President of Dillard University, a private historically black liberal arts college in New Orleans, Walter M. Kimbrough explained the increase of enrollment at HBCUs since the movement began.
“Freshman enrollment is up 49 percent at Shaw University, 39 percent at South Carolina State, 32 percent at Tuskegee University, 30 percent at Virginia State University, 22 percent at Dillard University, 22 percent at Central State University, 20 percent at Florida Memorial University, and 19 percent at Delaware State University,” Kimbrough said. “Dillard, Philander Smith College (overall enrollment up 29 percent) and South Carolina State University all rely on overflow housing to accommodate the influx of students.”
According to FAMU’s website, FAMU had seven presidents, including interim presidents, within the last 15 years. This inconsistency in the university’s leadership definitely plays a role in the decline of freshmen enrollment.
Resident director of FAMU Village East and FAMU alumna Alethea Oliphant said when she attended FAMU the energy on campus was completely different.
“I was a freshman in 1995. We were more cohesive; when you stepped on to campus, you felt a certain energy and you felt just a sense of pride about being present,” Oliphant said.
Lately students have not been feeling that sense of pride anymore because of the lack of stability and organization that has been going on with the administration.
Students believe it is a distraction from their ultimate goal: graduation.
FAMU’s fourth animal science student Victoria Roberts thinks the constant change in leadership has played a role in the decrease of enrollment.
“There is some deeper issue with FAMU going on. They are hindering the progression of the university as a whole,” Roberts said.
Students are not satisfied with the way the university has been operating and have turned to social media as an outlet for their frustrations. This changed the image of the university. If the current students of FAMU do not support their university, how can it be expected of them to help with recruiting prospective students?

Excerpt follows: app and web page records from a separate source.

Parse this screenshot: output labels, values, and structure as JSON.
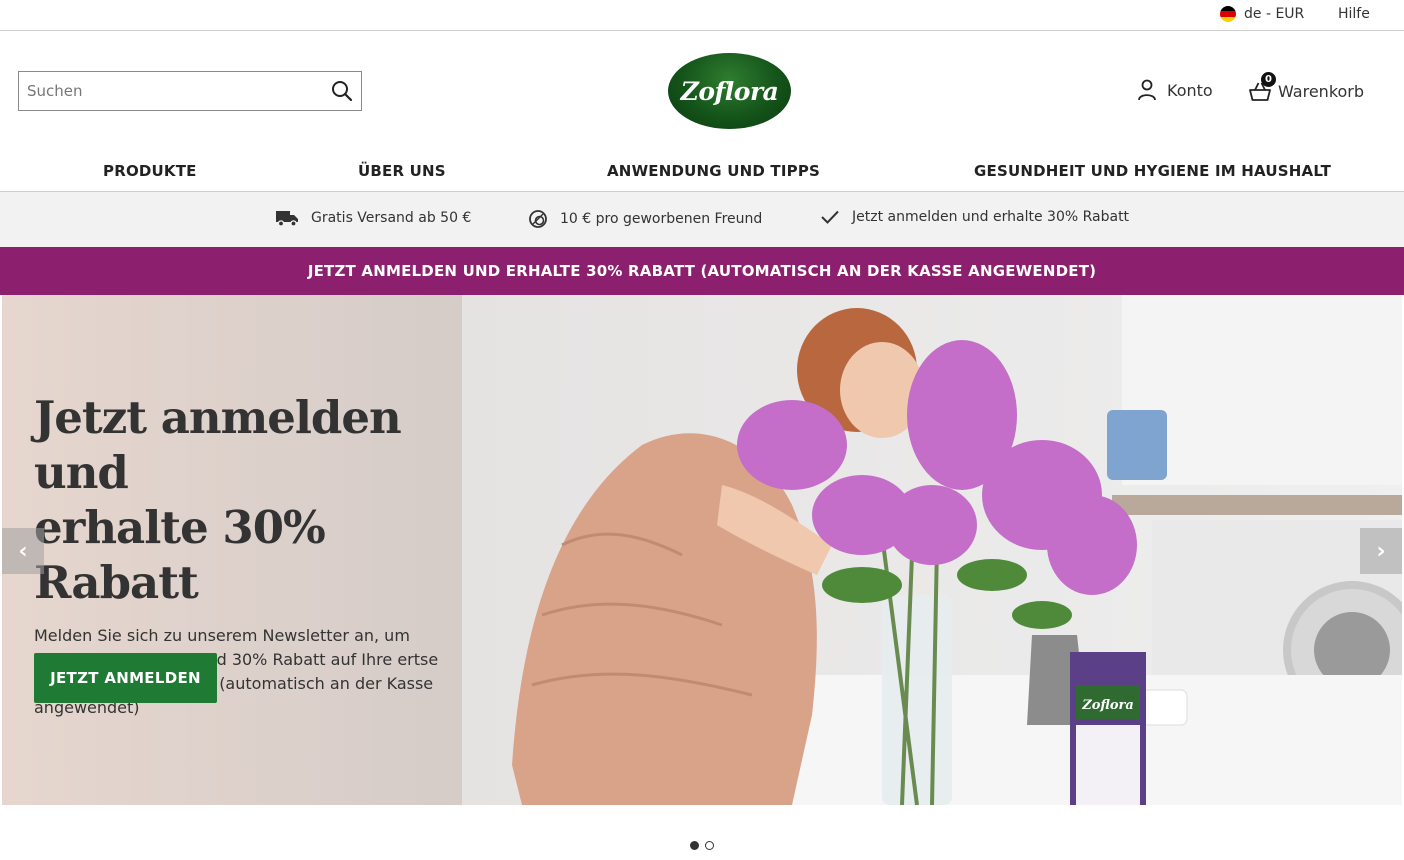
{
  "topbar": {
    "locale_label": "de - EUR",
    "help_label": "Hilfe"
  },
  "header": {
    "search_placeholder": "Suchen",
    "logo_text": "Zoflora",
    "account_label": "Konto",
    "basket_label": "Warenkorb",
    "basket_count": "0"
  },
  "nav": {
    "items": [
      "PRODUKTE",
      "ÜBER UNS",
      "ANWENDUNG UND TIPPS",
      "GESUNDHEIT UND HYGIENE IM HAUSHALT"
    ]
  },
  "usp": {
    "items": [
      {
        "icon": "delivery-truck-icon",
        "text": "Gratis Versand ab 50 €"
      },
      {
        "icon": "coins-icon",
        "text": "10 € pro geworbenen Freund"
      },
      {
        "icon": "checkmark-icon",
        "text": "Jetzt anmelden und erhalte 30% Rabatt"
      }
    ]
  },
  "promo": {
    "text": "JETZT ANMELDEN UND ERHALTE 30% RABATT (AUTOMATISCH AN DER KASSE ANGEWENDET)",
    "color": "#8c1f6e"
  },
  "hero": {
    "title_line1": "Jetzt anmelden und",
    "title_line2": "erhalte 30% Rabatt",
    "subtitle": "Melden Sie sich zu unserem Newsletter an, um exklusive Angebote und 30% Rabatt auf Ihre ertse Betsellung zu erhalten (automatisch an der Kasse angewendet)",
    "cta_label": "JETZT ANMELDEN",
    "cta_color": "#1f7a34",
    "product_logo_text": "Zoflora",
    "prev_label": "‹",
    "next_label": "›"
  },
  "carousel": {
    "slide_count": 2,
    "active_index": 0
  }
}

Many people have questioned whether the disorganization of an administration is just a “FAMU thing” or an “HBCU thing.”
Tennessee State University’s communication studies coordinator, assistant professor and interim assistant director of forensics, Shante’ LeAmanda Telfer, said this idea comes from people’s perspectives.
“I would say we are organized here. I think that some people have a halo of chaos that is being perceived,” Telfer said.
Telfer believes regardless of what university a student, faculty or staff member attends, there will always be a disillusionment or bias that HBCUs are disorganized.
Anthony Rags, second-year English student at Morehouse College, believes the leadership at his HBCU could be more organized and student-orientated as well.
“The leadership at Morehouse varies. The administration is not strong. Our president does not have a good support system from the student body for various reasons,” Rags said. “I do not think our university is strong when it comes to administration.”
African-Americans are living in an era where many movements are encouraging black empowerment and togetherness. FAMU is one of the top HBCUs named by Essence and Money magazine. For the sake of enrollment and current students attending the university, FAMU and its administration should focus on moving FAMU forward.